> Exercise goal
Select and copy out every line in the records containing "this".

> Records shown
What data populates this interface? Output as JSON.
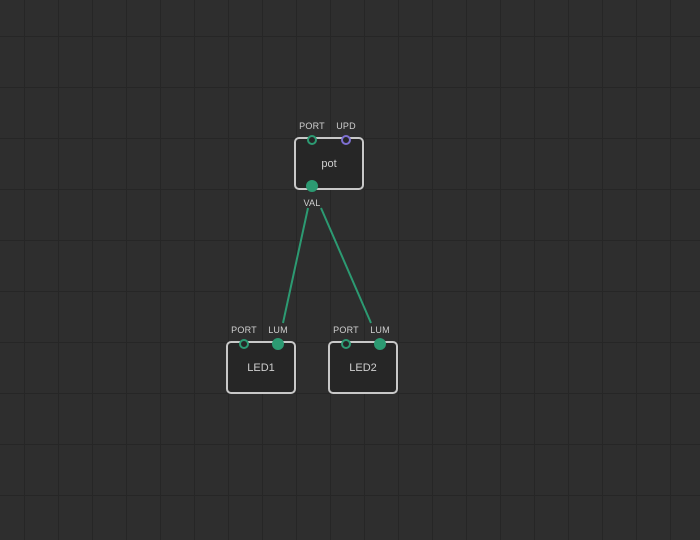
{
  "patch": {
    "nodes": [
      {
        "label": "pot",
        "inputs": [
          {
            "label": "PORT",
            "kind": "value",
            "connected": false
          },
          {
            "label": "UPD",
            "kind": "pulse",
            "connected": false
          }
        ],
        "outputs": [
          {
            "label": "VAL",
            "kind": "value",
            "connected": true
          }
        ]
      },
      {
        "label": "LED1",
        "inputs": [
          {
            "label": "PORT",
            "kind": "value",
            "connected": false
          },
          {
            "label": "LUM",
            "kind": "value",
            "connected": true
          }
        ]
      },
      {
        "label": "LED2",
        "inputs": [
          {
            "label": "PORT",
            "kind": "value",
            "connected": false
          },
          {
            "label": "LUM",
            "kind": "value",
            "connected": true
          }
        ]
      }
    ],
    "links": [
      {
        "from": "pot.VAL",
        "to": "LED1.LUM"
      },
      {
        "from": "pot.VAL",
        "to": "LED2.LUM"
      }
    ]
  },
  "colors": {
    "background": "#2e2e2e",
    "grid_line": "#262626",
    "node_border": "#c8c8c8",
    "node_fill": "#262626",
    "value_pin": "#2c9a72",
    "pulse_pin": "#7d6fd0",
    "link": "#2c9a72"
  }
}
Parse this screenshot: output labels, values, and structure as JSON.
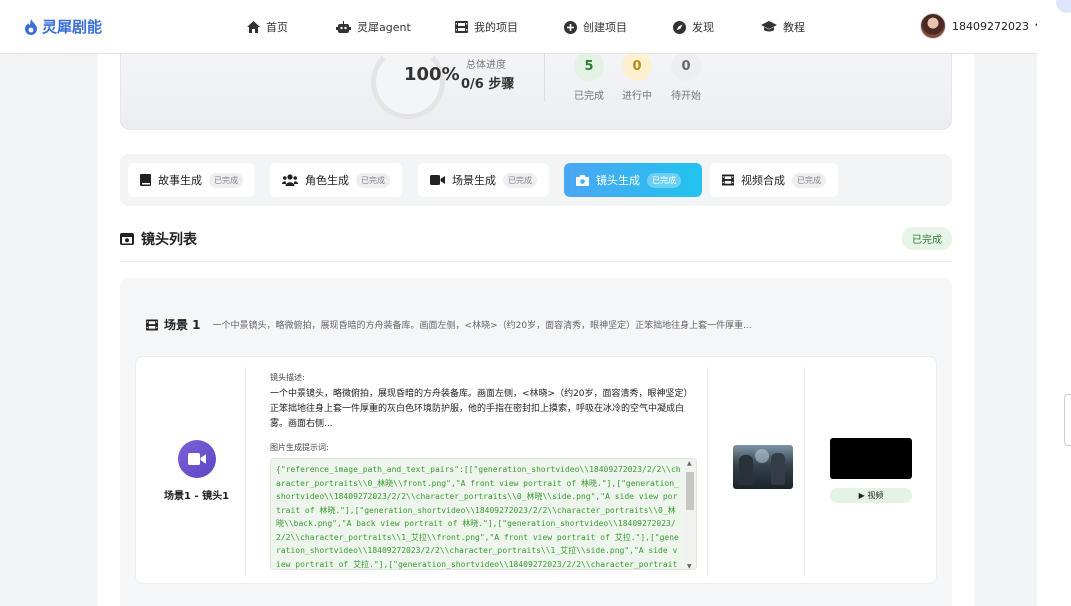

> Worked solution
What data populates this interface? Output as JSON.
Parse this screenshot: output labels, values, and structure as JSON.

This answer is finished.